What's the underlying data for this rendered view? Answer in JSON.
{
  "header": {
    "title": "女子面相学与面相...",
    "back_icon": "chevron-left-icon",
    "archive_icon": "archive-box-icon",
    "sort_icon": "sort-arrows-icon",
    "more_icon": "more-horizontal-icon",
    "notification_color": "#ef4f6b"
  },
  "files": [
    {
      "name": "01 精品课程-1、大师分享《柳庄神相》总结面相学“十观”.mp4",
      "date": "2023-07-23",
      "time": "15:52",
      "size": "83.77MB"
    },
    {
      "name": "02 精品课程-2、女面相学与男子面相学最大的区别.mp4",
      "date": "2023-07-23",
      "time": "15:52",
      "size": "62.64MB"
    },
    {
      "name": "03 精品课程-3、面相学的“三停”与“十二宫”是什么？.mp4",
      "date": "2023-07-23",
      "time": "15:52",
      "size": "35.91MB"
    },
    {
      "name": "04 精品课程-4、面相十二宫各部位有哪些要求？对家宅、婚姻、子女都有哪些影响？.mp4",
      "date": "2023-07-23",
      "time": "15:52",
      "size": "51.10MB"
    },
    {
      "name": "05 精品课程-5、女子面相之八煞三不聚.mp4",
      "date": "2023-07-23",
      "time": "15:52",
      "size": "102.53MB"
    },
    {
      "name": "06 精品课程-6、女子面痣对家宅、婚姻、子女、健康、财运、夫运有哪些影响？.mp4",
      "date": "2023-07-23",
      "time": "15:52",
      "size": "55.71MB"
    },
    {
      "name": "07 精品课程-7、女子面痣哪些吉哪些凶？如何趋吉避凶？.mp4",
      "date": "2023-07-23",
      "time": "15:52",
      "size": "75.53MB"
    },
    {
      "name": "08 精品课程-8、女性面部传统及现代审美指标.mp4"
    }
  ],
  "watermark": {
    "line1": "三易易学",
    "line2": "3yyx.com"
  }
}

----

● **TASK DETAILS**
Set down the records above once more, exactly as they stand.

● **WRITTEN RESPONSE**
What's the underlying data for this rendered view? Answer in JSON.
{
  "header": {
    "title": "女子面相学与面相...",
    "back_icon": "chevron-left-icon",
    "archive_icon": "archive-box-icon",
    "sort_icon": "sort-arrows-icon",
    "more_icon": "more-horizontal-icon",
    "notification_color": "#ef4f6b"
  },
  "files": [
    {
      "name": "01 精品课程-1、大师分享《柳庄神相》总结面相学“十观”.mp4",
      "date": "2023-07-23",
      "time": "15:52",
      "size": "83.77MB"
    },
    {
      "name": "02 精品课程-2、女面相学与男子面相学最大的区别.mp4",
      "date": "2023-07-23",
      "time": "15:52",
      "size": "62.64MB"
    },
    {
      "name": "03 精品课程-3、面相学的“三停”与“十二宫”是什么？.mp4",
      "date": "2023-07-23",
      "time": "15:52",
      "size": "35.91MB"
    },
    {
      "name": "04 精品课程-4、面相十二宫各部位有哪些要求？对家宅、婚姻、子女都有哪些影响？.mp4",
      "date": "2023-07-23",
      "time": "15:52",
      "size": "51.10MB"
    },
    {
      "name": "05 精品课程-5、女子面相之八煞三不聚.mp4",
      "date": "2023-07-23",
      "time": "15:52",
      "size": "102.53MB"
    },
    {
      "name": "06 精品课程-6、女子面痣对家宅、婚姻、子女、健康、财运、夫运有哪些影响？.mp4",
      "date": "2023-07-23",
      "time": "15:52",
      "size": "55.71MB"
    },
    {
      "name": "07 精品课程-7、女子面痣哪些吉哪些凶？如何趋吉避凶？.mp4",
      "date": "2023-07-23",
      "time": "15:52",
      "size": "75.53MB"
    },
    {
      "name": "08 精品课程-8、女性面部传统及现代审美指标.mp4"
    }
  ],
  "watermark": {
    "line1": "三易易学",
    "line2": "3yyx.com"
  }
}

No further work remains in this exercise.